Toronto-based practice Lateral Office has shared with us their proposal for the Warming Huts v.2013 competition, entitled “Drift-Pass”. Inspired by the act of manipulating a snow fence, the plywood pavilion offers ice skaters shelter alongside the longest naturally frozen trail in the world in Winnipeg, Manitoba. Continue reading for the architects’ description.
As part of the Sukkahville Design Competition in Toronto, organized by the Kehilla Residential Programme, Christina Zeibak and Daphne Dow were selected as winners for their ‘Hegemonikon’ exhibition. The seat of the soul which rules and guides all the others, the project is considered to exist within the heart of all living things. The complete development of the human Hegemonikon comprises absolute rationality; it chooses action according to reason. This philosophy was the foundation and inspiration behind the design concept of this project. More images and the designers’ description after the break.

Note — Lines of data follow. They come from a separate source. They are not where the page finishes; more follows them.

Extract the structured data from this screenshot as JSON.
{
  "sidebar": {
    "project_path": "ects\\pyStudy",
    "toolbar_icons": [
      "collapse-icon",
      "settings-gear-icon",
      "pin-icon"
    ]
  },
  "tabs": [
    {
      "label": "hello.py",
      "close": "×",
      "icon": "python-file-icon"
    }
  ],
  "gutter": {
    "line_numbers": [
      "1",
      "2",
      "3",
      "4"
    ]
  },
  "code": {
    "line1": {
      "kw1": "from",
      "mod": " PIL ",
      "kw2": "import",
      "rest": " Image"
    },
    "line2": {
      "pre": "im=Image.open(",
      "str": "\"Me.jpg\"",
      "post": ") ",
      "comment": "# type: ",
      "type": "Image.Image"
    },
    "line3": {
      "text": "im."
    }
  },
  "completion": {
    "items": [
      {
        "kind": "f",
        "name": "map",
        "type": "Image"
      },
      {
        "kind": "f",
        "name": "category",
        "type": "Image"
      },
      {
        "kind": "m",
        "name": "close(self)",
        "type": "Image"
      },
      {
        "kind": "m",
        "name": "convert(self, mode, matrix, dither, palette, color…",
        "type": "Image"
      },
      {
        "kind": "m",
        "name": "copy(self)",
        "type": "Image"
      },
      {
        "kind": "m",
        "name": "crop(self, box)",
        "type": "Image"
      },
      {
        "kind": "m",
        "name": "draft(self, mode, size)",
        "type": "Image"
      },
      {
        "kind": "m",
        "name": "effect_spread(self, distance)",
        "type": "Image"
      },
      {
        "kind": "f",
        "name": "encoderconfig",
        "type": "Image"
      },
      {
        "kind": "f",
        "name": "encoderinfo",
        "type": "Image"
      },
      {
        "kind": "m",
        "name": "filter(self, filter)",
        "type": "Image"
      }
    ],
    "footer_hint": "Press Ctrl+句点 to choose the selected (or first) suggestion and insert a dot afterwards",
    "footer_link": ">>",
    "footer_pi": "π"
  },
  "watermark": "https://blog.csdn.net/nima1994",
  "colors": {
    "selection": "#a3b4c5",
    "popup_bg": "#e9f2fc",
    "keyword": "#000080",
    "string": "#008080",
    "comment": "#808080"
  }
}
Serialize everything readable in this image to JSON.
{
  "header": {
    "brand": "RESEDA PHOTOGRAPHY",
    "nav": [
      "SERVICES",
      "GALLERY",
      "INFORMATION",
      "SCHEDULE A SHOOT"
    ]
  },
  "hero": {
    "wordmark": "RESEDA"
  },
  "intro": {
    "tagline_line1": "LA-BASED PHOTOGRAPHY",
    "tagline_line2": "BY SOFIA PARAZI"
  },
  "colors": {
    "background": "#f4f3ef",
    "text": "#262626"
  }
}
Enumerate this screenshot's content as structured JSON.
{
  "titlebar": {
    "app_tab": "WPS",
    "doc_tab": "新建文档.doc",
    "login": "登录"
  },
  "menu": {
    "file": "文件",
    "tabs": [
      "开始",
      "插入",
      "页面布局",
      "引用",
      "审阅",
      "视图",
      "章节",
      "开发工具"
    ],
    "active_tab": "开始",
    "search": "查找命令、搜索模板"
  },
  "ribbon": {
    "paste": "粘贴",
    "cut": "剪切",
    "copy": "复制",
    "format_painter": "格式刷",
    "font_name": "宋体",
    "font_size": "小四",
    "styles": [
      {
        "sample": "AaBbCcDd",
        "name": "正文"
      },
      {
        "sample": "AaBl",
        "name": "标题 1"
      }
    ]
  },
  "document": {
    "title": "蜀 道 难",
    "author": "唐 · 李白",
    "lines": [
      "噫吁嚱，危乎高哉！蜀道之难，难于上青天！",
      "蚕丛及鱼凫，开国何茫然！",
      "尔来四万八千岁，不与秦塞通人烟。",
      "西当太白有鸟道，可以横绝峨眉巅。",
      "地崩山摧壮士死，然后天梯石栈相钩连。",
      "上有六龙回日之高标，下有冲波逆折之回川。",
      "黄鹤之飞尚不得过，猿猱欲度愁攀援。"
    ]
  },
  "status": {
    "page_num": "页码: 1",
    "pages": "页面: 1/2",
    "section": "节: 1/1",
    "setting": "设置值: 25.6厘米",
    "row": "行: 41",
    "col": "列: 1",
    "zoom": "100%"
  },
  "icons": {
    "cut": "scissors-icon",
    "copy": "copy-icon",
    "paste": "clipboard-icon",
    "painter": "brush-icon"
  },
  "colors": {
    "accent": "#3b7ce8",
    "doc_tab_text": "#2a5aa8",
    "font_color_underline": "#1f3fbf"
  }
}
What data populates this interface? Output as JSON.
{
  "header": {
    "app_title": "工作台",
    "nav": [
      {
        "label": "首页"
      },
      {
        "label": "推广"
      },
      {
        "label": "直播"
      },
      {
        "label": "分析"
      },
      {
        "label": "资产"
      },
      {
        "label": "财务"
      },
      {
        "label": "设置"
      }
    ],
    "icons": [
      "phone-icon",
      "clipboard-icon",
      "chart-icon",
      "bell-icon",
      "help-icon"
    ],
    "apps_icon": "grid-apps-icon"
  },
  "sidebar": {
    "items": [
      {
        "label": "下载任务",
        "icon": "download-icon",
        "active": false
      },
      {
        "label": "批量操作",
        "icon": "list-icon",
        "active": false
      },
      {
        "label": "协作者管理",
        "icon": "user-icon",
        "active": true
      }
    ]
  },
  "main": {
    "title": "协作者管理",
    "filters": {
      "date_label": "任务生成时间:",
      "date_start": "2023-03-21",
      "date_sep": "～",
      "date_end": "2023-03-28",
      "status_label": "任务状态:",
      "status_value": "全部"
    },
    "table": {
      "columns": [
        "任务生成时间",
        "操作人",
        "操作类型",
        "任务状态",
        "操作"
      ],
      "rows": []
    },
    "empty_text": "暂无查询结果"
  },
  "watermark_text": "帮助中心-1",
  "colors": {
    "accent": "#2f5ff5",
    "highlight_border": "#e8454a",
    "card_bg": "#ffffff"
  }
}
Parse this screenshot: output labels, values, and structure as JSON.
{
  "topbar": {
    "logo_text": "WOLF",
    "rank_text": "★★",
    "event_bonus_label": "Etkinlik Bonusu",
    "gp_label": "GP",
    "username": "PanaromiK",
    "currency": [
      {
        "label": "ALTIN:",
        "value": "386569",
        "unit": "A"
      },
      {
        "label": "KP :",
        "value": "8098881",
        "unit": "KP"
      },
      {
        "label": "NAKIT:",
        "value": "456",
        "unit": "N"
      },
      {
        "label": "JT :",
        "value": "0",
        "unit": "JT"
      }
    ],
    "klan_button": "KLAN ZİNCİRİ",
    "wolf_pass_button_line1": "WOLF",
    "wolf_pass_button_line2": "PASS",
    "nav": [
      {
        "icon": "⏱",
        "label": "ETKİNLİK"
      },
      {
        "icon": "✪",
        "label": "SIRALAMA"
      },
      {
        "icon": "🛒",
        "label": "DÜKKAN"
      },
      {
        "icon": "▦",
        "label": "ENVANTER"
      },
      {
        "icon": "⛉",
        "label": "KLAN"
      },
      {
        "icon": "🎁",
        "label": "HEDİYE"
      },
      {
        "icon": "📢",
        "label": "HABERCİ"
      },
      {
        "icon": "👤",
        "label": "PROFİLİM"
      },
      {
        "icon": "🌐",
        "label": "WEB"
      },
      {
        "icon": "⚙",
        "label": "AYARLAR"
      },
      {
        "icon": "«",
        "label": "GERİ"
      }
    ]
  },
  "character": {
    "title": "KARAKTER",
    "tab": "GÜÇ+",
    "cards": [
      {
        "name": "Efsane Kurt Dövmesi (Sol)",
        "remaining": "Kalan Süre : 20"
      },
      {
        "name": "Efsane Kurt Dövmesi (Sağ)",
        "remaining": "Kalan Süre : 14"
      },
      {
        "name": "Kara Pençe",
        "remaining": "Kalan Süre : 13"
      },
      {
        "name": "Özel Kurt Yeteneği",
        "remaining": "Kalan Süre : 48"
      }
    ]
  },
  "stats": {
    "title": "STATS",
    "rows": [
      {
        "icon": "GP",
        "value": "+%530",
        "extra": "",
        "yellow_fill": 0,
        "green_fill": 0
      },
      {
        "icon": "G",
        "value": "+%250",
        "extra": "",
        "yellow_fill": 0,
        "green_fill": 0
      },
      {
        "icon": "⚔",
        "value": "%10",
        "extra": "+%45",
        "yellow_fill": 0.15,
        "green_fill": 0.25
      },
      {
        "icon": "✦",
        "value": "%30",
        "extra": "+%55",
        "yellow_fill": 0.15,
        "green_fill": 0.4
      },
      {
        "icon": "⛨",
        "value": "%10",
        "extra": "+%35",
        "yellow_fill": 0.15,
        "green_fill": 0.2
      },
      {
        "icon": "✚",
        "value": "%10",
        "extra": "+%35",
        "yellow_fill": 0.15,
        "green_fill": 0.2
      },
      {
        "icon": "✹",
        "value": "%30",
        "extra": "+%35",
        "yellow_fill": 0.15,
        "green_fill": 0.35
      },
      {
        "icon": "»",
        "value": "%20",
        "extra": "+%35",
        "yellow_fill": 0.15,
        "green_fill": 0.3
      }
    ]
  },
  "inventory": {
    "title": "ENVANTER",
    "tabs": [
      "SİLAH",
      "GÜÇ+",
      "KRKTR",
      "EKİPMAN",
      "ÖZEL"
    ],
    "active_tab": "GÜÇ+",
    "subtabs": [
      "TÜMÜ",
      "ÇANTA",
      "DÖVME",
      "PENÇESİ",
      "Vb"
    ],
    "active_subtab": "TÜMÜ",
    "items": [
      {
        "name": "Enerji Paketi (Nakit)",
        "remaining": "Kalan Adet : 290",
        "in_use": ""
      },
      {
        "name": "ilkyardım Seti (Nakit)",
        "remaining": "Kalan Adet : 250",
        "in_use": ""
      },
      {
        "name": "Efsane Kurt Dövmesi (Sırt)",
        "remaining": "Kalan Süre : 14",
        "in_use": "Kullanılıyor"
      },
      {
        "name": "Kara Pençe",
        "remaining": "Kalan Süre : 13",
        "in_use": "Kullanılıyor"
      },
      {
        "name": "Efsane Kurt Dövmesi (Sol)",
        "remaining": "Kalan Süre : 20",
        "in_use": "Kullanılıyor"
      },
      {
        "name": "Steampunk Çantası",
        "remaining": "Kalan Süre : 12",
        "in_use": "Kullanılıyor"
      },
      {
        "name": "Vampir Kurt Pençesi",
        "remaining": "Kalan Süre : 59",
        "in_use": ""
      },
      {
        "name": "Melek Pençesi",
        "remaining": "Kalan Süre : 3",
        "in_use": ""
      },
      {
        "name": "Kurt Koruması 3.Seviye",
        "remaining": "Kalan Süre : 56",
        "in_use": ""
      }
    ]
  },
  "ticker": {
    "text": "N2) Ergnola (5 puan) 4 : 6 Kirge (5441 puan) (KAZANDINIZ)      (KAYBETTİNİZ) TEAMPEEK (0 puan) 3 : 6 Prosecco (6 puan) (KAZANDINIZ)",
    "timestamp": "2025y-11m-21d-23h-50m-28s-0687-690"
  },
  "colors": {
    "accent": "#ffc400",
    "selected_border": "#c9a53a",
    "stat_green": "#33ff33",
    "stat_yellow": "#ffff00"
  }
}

‘Embryonic Canopy’ Exhibition for the Sukkahville Design Competition / Craig Deebank and Gina Gallaugher
As part of the Sukkahville Design Competition in Toronto, organized by the Kehilla Residential Programme, Craig Deebank and Gina Gallaugher were selected as one of the finalists for his ‘Embryonic Canopy’ exhibition. The project re-images the Sukkah as both a temporary shelter and permanent fixture within the agricultural ecosystem. It challenges the notion of the traditional static Sukkah while creating a sense of wonder, intrigue and connection to the natural environment. More images and designers’ description after the break.
Architects: Saucier + Perrotte architectes + HCMA
Location: Vancouver, British Columbia, Canada
Project Architect: Bill Uhrich (HCMA) / Craig Lane (HCMA)
Architectural Concept And Design: Gilles Saucier (S+P)
Managing Principals: André Perrotte (S+P), Roger Hughes (HCMA)
Design Coordinator: David Moreaux (S+P)
Area: 27,311 sqm
Photographs: Marc Cramer
Andrew McGregor, Robert Miller, Raymond Bourraine, and Teresa Cacho were recently named as the second prize winner in the Sukkahville Design Competition in Toronto. Organized by the Kehilla Residential Programme, five finalists were given the opportunity to build their designs for an exhibition with the challenge to design a temporary structure constructed for use annually during the week-long Jewish festival of Sukkot. Representing many conceptual themes surrounding the essential nature of dwelling, this proposal for an innovative Sukkah design delicately balances the inherent dichotomies of new/old, open/closed, and temporary/permanent. More images can be viewed after the break.
With the aim to generate a broader discussion of possibilities for Vancouver’s affordable housing crisis, Jessie Andjelic, Albert Dijk and Philip Vandermey submitted their Meta Vancouverism and Vancouver Islands proposal for the Re:think Housing competition held by the City of Vancouver. These concepts are focused on on being grenade projects in response to perceived contradictions within dominant themes of Vancouver urban planning – affordability, sustainability, nature, speculative urbanism, sprawl and the condo rush. More images and architects’ description after the break.
Covering a full city block in the center of downtown Vancouver, Canada, Pop Rocks is a temporary installation fabricated entirely from post-consumer and post-industrial waste from the metropolitan Vancouver region. A collaboration between Matthew Soules Architecture and AFJD Studio (Amber Frid-Jimenez & Joe Dahmen), the project engages tactically with these materials to produce soft forms that extend the typical range of active and passive social activities, fostering unexpected social encounters and new perspectives on the city. More images and architects’ description after the break.